More than a year ago major banks began offering online B2B suppliers credit instruments to back their promises to deliver products to customers. Now insurers are offering to cover online buyers' obligations to pay.
One proponent of the insurance product is Joshua ten Brink, vice president of online seafood exchange GoTradeSeafood.com. He contends that vendors around the world are interested in trading with new partners, but most are wary of extending credit to unfamiliar companies that could present payment collection problems. While the industry has traditionally used letters of credit, the process of securing one takes hours — sometimes days — making it unsuitable for speed- seeking Internet merchants.
Hoping to boost the exchange's transaction volume, ten Brink offers buyers credit ratings and insurance products from France-based credit giant The Coface Group. New buyers pay up front for a credit rating that is executed and backed by Coface. "The rating is an alternative to a letter of credit," says ten Brink.
But differences do exist between traditional and cyber letters of credit.

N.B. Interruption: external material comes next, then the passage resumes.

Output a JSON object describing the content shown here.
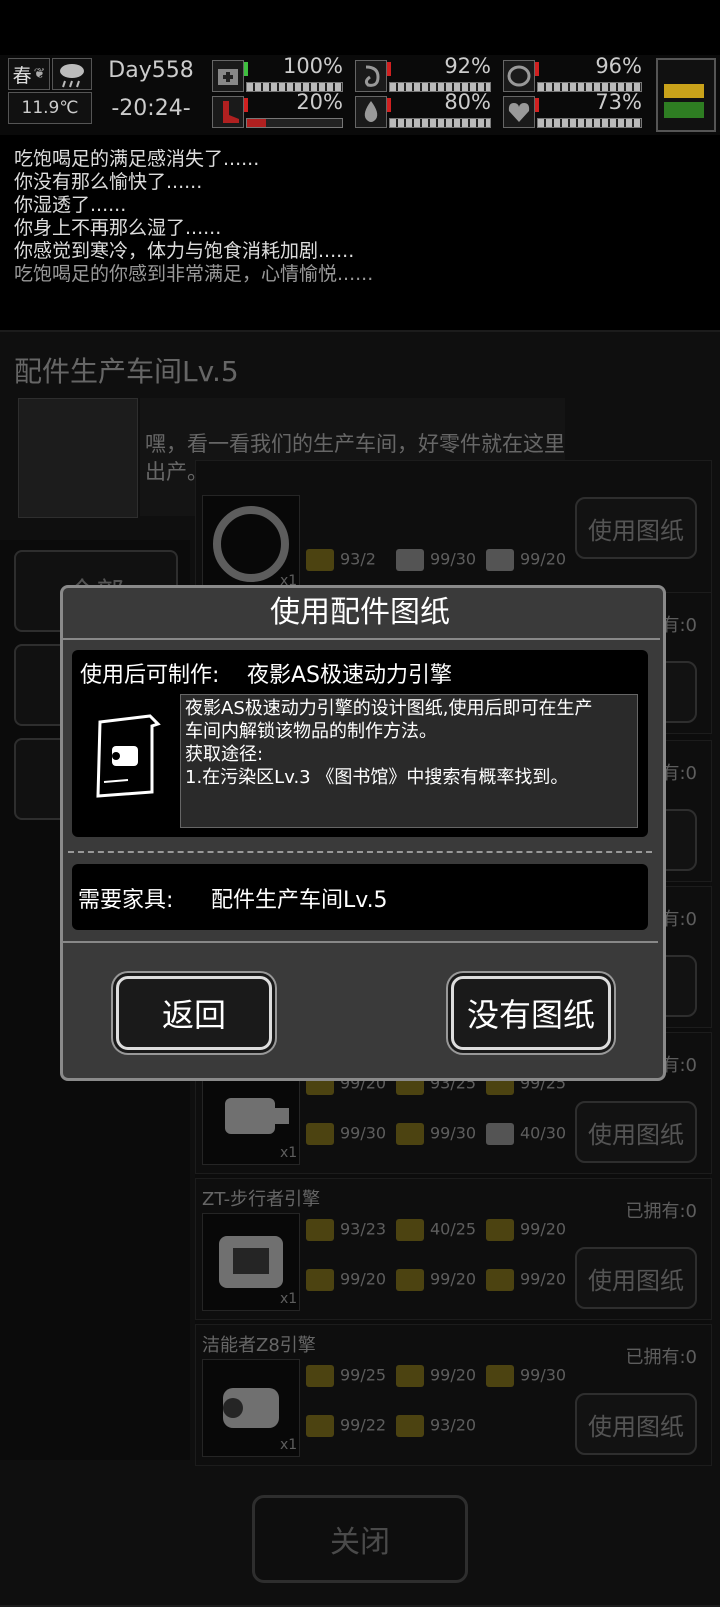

Most notably, the Internet gives insurers access to real-time credit information on buyers, so insurance companies can parcel out coverage on a transaction-by-transaction basis. That's a significant departure from traditional plans, in which merchants pay for portfolio coverage allowing insurers to spread risk over many transactions.

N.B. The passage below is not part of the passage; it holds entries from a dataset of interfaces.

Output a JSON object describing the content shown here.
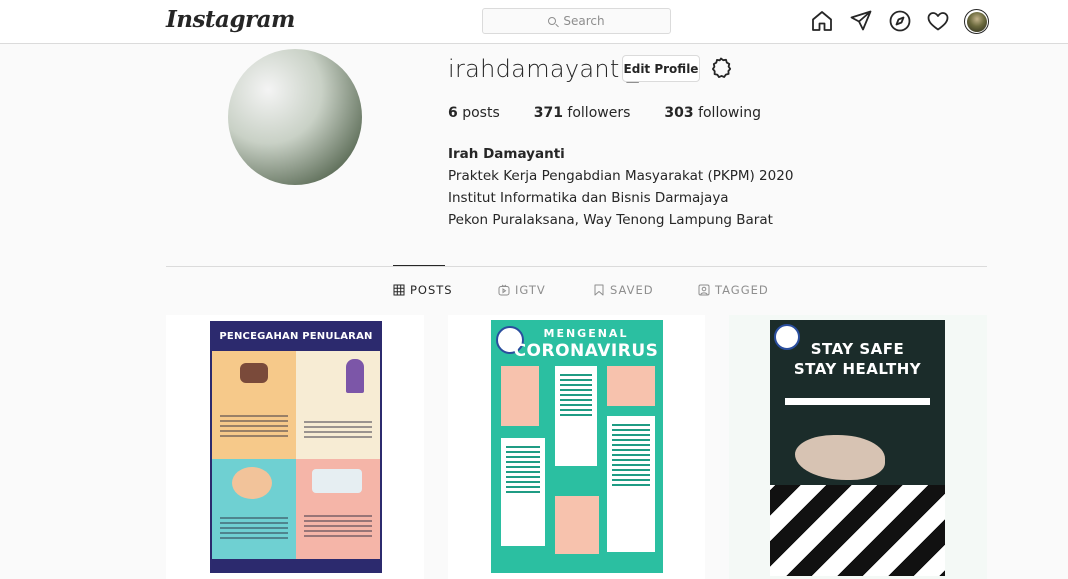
{
  "nav": {
    "logo": "Instagram",
    "search_placeholder": "Search",
    "icons": [
      "home-icon",
      "direct-icon",
      "explore-icon",
      "activity-heart-icon",
      "profile-avatar"
    ]
  },
  "profile": {
    "username": "irahdamayanti_",
    "edit_button": "Edit Profile",
    "stats": {
      "posts_count": "6",
      "posts_label": "posts",
      "followers_count": "371",
      "followers_label": "followers",
      "following_count": "303",
      "following_label": "following"
    },
    "full_name": "Irah Damayanti",
    "bio_lines": [
      "Praktek Kerja Pengabdian Masyarakat (PKPM) 2020",
      "Institut Informatika dan Bisnis Darmajaya",
      "Pekon Puralaksana, Way Tenong Lampung Barat"
    ]
  },
  "tabs": [
    {
      "label": "POSTS",
      "active": true
    },
    {
      "label": "IGTV",
      "active": false
    },
    {
      "label": "SAVED",
      "active": false
    },
    {
      "label": "TAGGED",
      "active": false
    }
  ],
  "posts": [
    {
      "title": "PENCEGAHAN PENULARAN"
    },
    {
      "subtitle": "MENGENAL",
      "title": "CORONAVIRUS"
    },
    {
      "line1": "STAY SAFE",
      "line2": "STAY HEALTHY"
    }
  ],
  "colors": {
    "border": "#dbdbdb",
    "text": "#262626",
    "muted": "#8e8e8e",
    "background": "#fafafa"
  }
}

Such automation can be crucial to making the coverage cost- effective. Witness Earthking Alliance's Econstructionparts.com. The online marketplace bears the buyer's risk on transactions ranging from $500 to $50,000. To mitigate the risk without creating an internal credit department, vice president Patrick Carroll turned to eCredible, a unit of Swiss Re's NCM, for credit checks as well as insurance for up to 90 percent of the dollars promised. "It takes a little bit of the margin on all open account transactions, but that's far less than any other structure would take to handle the volume."

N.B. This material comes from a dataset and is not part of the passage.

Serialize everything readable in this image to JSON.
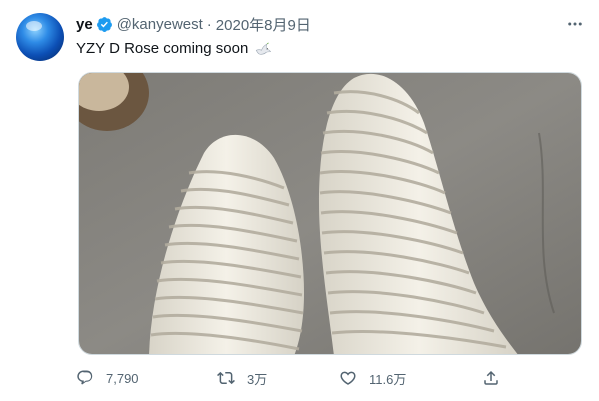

To date, few buyers have used rating and coverage packages, but insurers predict that will change when online markets become more liquid. To that end, heavyweights like Coface and NCM, along with Gerling Credit Insurance Group and AIG, are leveraging their huge corporate credit history databases and moving buyer credit instruments to the Web.